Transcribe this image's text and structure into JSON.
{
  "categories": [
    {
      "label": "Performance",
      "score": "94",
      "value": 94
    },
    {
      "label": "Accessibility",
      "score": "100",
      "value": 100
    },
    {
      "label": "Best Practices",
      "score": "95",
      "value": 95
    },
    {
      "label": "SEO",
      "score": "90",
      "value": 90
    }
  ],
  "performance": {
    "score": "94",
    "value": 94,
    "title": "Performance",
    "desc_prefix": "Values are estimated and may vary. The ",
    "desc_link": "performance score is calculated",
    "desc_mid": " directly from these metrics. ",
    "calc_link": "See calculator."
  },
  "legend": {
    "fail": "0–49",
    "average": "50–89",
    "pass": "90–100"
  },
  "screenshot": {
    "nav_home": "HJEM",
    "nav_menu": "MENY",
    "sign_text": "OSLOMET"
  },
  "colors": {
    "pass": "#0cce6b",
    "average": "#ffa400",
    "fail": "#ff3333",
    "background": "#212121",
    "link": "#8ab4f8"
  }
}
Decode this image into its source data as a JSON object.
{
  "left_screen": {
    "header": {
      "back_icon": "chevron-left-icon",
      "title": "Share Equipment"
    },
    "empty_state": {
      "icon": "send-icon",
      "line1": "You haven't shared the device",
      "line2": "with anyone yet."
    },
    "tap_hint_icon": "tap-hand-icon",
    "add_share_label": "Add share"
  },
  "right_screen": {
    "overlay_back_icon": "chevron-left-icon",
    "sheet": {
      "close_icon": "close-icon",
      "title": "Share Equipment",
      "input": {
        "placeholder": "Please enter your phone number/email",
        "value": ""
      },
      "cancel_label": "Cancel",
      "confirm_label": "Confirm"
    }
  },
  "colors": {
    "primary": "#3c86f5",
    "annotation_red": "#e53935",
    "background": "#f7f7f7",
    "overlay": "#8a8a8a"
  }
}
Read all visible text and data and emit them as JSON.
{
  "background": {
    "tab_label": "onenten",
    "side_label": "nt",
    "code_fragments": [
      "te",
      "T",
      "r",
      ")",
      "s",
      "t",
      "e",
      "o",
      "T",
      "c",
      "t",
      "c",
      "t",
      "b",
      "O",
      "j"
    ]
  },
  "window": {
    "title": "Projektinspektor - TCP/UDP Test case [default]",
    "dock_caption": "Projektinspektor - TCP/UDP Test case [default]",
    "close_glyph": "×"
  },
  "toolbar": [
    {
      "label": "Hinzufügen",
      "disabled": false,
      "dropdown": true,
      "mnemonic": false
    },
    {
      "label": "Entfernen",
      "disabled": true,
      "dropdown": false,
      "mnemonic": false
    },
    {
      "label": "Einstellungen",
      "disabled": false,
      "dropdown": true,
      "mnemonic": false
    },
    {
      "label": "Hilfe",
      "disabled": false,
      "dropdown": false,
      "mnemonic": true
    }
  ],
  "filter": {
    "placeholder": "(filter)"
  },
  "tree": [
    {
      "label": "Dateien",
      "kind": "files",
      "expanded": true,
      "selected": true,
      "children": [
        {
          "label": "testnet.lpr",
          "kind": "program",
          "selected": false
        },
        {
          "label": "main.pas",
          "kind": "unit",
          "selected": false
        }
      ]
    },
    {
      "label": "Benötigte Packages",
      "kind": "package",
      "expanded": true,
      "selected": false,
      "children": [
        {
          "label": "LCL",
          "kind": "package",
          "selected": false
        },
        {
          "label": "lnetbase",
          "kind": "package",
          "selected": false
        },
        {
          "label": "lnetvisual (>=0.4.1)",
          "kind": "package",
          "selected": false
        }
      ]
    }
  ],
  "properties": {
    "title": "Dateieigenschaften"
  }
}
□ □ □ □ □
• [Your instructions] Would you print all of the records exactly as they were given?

• [Exercise result]
Transcribe this image's text and structure into JSON.
{
  "categories": [
    {
      "label": "Performance",
      "score": "94",
      "value": 94
    },
    {
      "label": "Accessibility",
      "score": "100",
      "value": 100
    },
    {
      "label": "Best Practices",
      "score": "95",
      "value": 95
    },
    {
      "label": "SEO",
      "score": "90",
      "value": 90
    }
  ],
  "performance": {
    "score": "94",
    "value": 94,
    "title": "Performance",
    "desc_prefix": "Values are estimated and may vary. The ",
    "desc_link": "performance score is calculated",
    "desc_mid": " directly from these metrics. ",
    "calc_link": "See calculator."
  },
  "legend": {
    "fail": "0–49",
    "average": "50–89",
    "pass": "90–100"
  },
  "screenshot": {
    "nav_home": "HJEM",
    "nav_menu": "MENY",
    "sign_text": "OSLOMET"
  },
  "colors": {
    "pass": "#0cce6b",
    "average": "#ffa400",
    "fail": "#ff3333",
    "background": "#212121",
    "link": "#8ab4f8"
  }
}
Decode this image into its source data as a JSON object.
{
  "left_screen": {
    "header": {
      "back_icon": "chevron-left-icon",
      "title": "Share Equipment"
    },
    "empty_state": {
      "icon": "send-icon",
      "line1": "You haven't shared the device",
      "line2": "with anyone yet."
    },
    "tap_hint_icon": "tap-hand-icon",
    "add_share_label": "Add share"
  },
  "right_screen": {
    "overlay_back_icon": "chevron-left-icon",
    "sheet": {
      "close_icon": "close-icon",
      "title": "Share Equipment",
      "input": {
        "placeholder": "Please enter your phone number/email",
        "value": ""
      },
      "cancel_label": "Cancel",
      "confirm_label": "Confirm"
    }
  },
  "colors": {
    "primary": "#3c86f5",
    "annotation_red": "#e53935",
    "background": "#f7f7f7",
    "overlay": "#8a8a8a"
  }
}
Read all visible text and data and emit them as JSON.
{
  "background": {
    "tab_label": "onenten",
    "side_label": "nt",
    "code_fragments": [
      "te",
      "T",
      "r",
      ")",
      "s",
      "t",
      "e",
      "o",
      "T",
      "c",
      "t",
      "c",
      "t",
      "b",
      "O",
      "j"
    ]
  },
  "window": {
    "title": "Projektinspektor - TCP/UDP Test case [default]",
    "dock_caption": "Projektinspektor - TCP/UDP Test case [default]",
    "close_glyph": "×"
  },
  "toolbar": [
    {
      "label": "Hinzufügen",
      "disabled": false,
      "dropdown": true,
      "mnemonic": false
    },
    {
      "label": "Entfernen",
      "disabled": true,
      "dropdown": false,
      "mnemonic": false
    },
    {
      "label": "Einstellungen",
      "disabled": false,
      "dropdown": true,
      "mnemonic": false
    },
    {
      "label": "Hilfe",
      "disabled": false,
      "dropdown": false,
      "mnemonic": true
    }
  ],
  "filter": {
    "placeholder": "(filter)"
  },
  "tree": [
    {
      "label": "Dateien",
      "kind": "files",
      "expanded": true,
      "selected": true,
      "children": [
        {
          "label": "testnet.lpr",
          "kind": "program",
          "selected": false
        },
        {
          "label": "main.pas",
          "kind": "unit",
          "selected": false
        }
      ]
    },
    {
      "label": "Benötigte Packages",
      "kind": "package",
      "expanded": true,
      "selected": false,
      "children": [
        {
          "label": "LCL",
          "kind": "package",
          "selected": false
        },
        {
          "label": "lnetbase",
          "kind": "package",
          "selected": false
        },
        {
          "label": "lnetvisual (>=0.4.1)",
          "kind": "package",
          "selected": false
        }
      ]
    }
  ],
  "properties": {
    "title": "Dateieigenschaften"
  }
}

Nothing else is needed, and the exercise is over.